According to a recent article, a "debate is stirring about whether ice - for decades a medicinal tool employed by physicians, athletic trainers and soccer moms alike - is effective in limiting swelling and enabling athletes to return to action."
The article focuses on a new book called "Iced! The Illusionary Treatment Option" by Gary Reinl, a former personal trainer and the developer of an electronic stimulation device, in which he argues that ice delays healing from a sports injury, quoting no less an authority than Dr. Gabe Mirkin, who, it says, is credited with developing the rehabilitation acronym RICE (rest, ice, compression, and elevation), as now being against the practice because, he claims, icing "decreases circulation, so it slows healing."
Also apparently in favor of taking the "I" out of RICE, the article claims, is the National Strength and Conditioning Association, and John Shaeffer, an athletic trainer for a number of well-known current and former Olympic athletes, who goes so far as to baldly state that that "there's no useful therapeutic use for ice in sports medicine."
While Reinl believes that the "ice age is over," the article, to its credit, goes on to present the other side of the debate, quoting a number of athletic trainers, and an orthopedic surgeon, as still believing in the value of ice, especially in the period immediately after injury, in order to reduce acute-injury bleeding, relieve post-activity soreness, and for pain relief.
So we wondered where MomsTEAM's expert physical therapist, Keith Cronin, stood in the ice versus no ice debate. Turns out he isn't ready to advise sports parents to put the ice on ice.
Saying that ice has no therapeutic use in sports medicine, when it has demonstrated success for decades, may get someone attention says Cronin, but is "garbage." (talk about not mincing words!)

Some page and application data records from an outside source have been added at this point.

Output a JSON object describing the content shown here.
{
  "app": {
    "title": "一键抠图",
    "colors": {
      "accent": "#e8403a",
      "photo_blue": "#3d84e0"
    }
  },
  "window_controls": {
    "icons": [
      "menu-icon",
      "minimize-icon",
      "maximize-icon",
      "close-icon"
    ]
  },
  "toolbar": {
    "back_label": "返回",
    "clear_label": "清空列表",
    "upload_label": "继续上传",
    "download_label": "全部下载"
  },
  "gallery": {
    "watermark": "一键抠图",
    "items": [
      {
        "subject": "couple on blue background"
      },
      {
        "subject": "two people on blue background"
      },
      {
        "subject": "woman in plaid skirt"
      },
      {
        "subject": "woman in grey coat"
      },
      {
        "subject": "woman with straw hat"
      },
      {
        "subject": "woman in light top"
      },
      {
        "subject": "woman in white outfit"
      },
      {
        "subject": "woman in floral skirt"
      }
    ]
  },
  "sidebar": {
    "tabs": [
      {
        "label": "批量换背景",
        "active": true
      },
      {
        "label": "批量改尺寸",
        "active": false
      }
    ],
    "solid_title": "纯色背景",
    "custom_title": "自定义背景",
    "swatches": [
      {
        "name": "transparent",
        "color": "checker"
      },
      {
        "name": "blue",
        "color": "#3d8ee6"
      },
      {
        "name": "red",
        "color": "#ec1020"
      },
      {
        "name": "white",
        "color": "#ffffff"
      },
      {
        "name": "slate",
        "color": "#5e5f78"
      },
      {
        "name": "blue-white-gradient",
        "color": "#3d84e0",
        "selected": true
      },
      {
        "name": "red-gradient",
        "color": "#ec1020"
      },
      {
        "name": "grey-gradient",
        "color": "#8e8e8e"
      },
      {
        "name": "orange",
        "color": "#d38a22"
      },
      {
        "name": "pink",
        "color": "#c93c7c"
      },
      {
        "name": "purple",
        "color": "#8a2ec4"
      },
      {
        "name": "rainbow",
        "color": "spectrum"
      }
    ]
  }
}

"I agree with the physiology that putting ice on a kid 24/7, will slow down lymphatic drainage, and it will reduce blood flow to the area. That is consistent with current understanding of physiological principles. But utilizing it intermittently throughout the day reduces pain, excessive swelling, and most important forces athletes to rest, elevate, and hopefully also compress the injured body part," Cronin said.
"From my experience the 'I' in "RICE" is the only thing that athletes seem to follow. Elevation is a rarity, and, as for compression, how many people know the proper technique and level of compression to wrap a an injured body part?"
Cronin was not against skilled athletic trainers, physicians, or physical therapists deciding whether to ice or not, but he worries that telling "parents, coaches, and athletes to 'skip the ice, it doesn't work' sends the wrong message and may "open up Pandora's box for other problems that ice helps limit."
"I believe as clinician we should regularly question our own science and treatment methodologies," says Cronin, "but I find those that operate in the world of extremes are favoring their own bias over good medicine."
Cronin admitted that he sometimes had to put his biases aside in the interest of patients. For example, he said he hated using orthotics, particularly with children, as he had a bad experience with using them and wanted to promote self healing.
"But the reality is, in some instances, orthotics are not only beneficial but provide patients with temporary relief and perhaps the motivation to work past the pain."
To prove his point, he said that he was going to attend a course that night - to learn how to mold and fit pre-fabricated custom orthotics.
"My bias has not changed, but in the interests of patients, I need to see past my own opinions and look at the whole picture of the appropriate blend of science, good practice, and the viewpoints of the general public that will inevitably steer their rehabilitation in a good or bad direction."
In short, at least for Dr. Cronin, it isn't time for parents to put the ice on ice.